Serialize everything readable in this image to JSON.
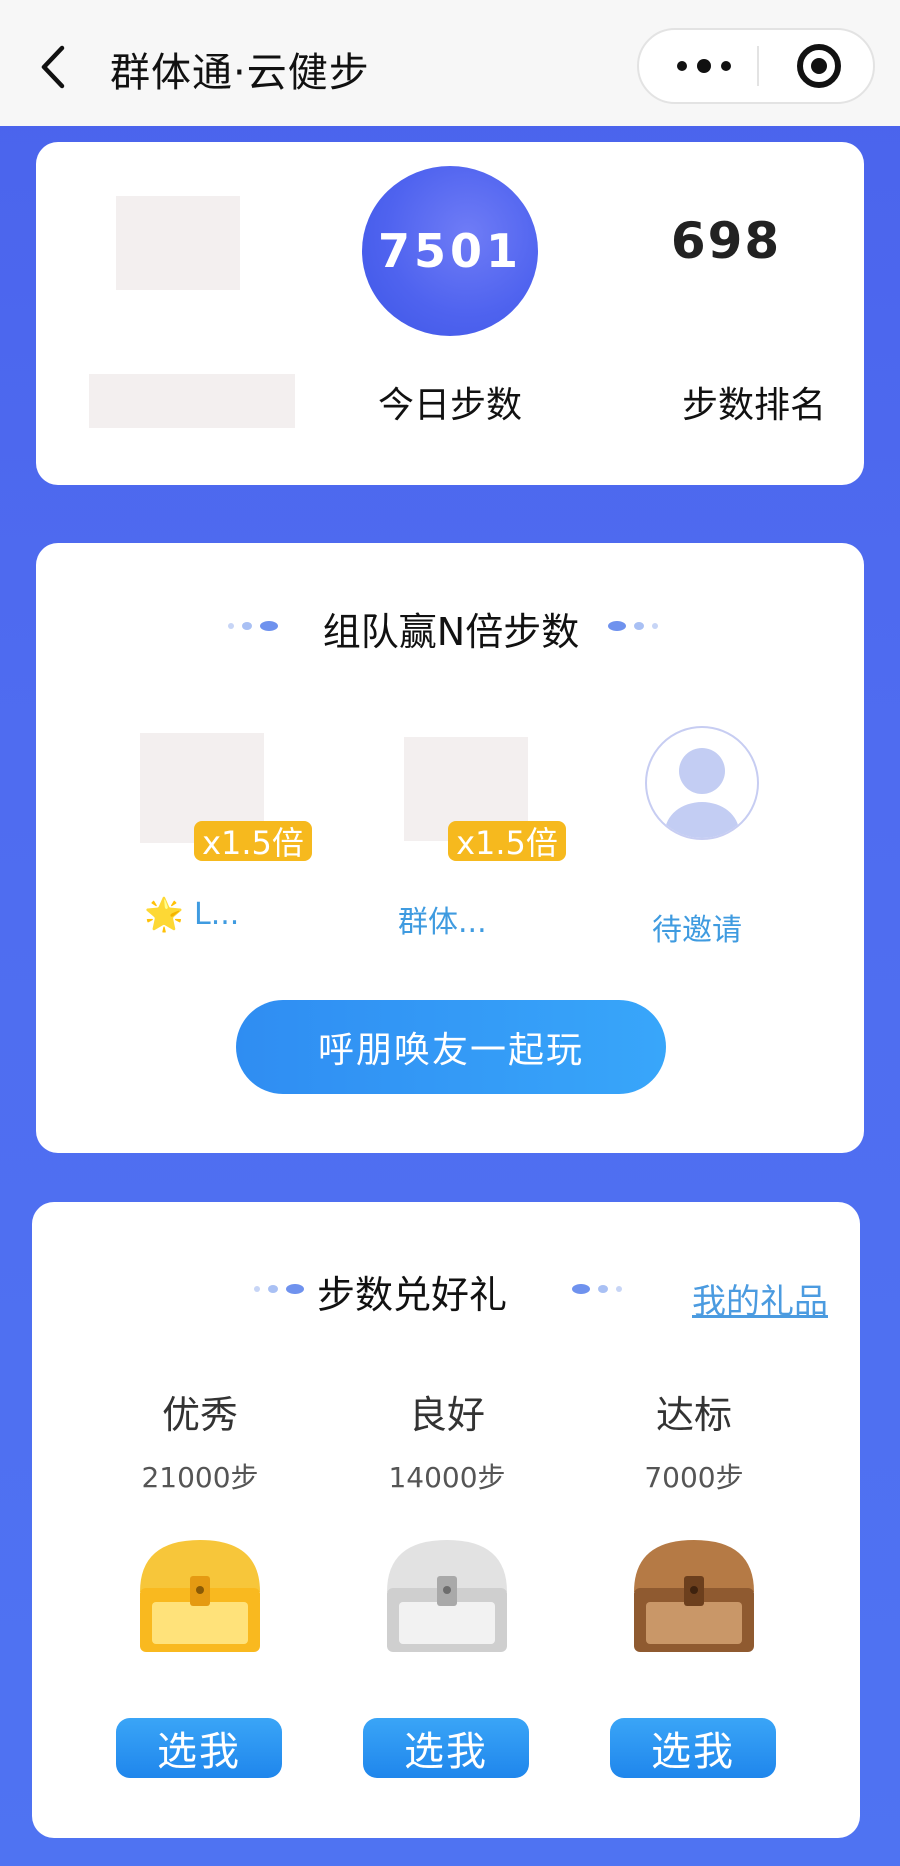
{
  "header": {
    "title": "群体通·云健步"
  },
  "colors": {
    "accent": "#4f63ef",
    "link": "#3f9be0",
    "badge": "#f6b91e",
    "button": "#2f8df2"
  },
  "stats": {
    "today_steps": "7501",
    "today_steps_label": "今日步数",
    "rank": "698",
    "rank_label": "步数排名"
  },
  "team": {
    "title": "组队赢N倍步数",
    "members": [
      {
        "multiplier": "x1.5倍",
        "name": "L...",
        "prefix_icon": "star"
      },
      {
        "multiplier": "x1.5倍",
        "name": "群体..."
      },
      {
        "name": "待邀请",
        "icon": "user-placeholder"
      }
    ],
    "invite_button": "呼朋唤友一起玩"
  },
  "gifts": {
    "title": "步数兑好礼",
    "my_gifts_link": "我的礼品",
    "tiers": [
      {
        "label": "优秀",
        "steps": "21000步",
        "chest": "gold",
        "button": "选我"
      },
      {
        "label": "良好",
        "steps": "14000步",
        "chest": "silver",
        "button": "选我"
      },
      {
        "label": "达标",
        "steps": "7000步",
        "chest": "bronze",
        "button": "选我"
      }
    ]
  }
}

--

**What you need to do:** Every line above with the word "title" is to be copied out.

**Answer for this exercise:**
    "title": "群体通·云健步"
    "title": "组队赢N倍步数",
    "title": "步数兑好礼",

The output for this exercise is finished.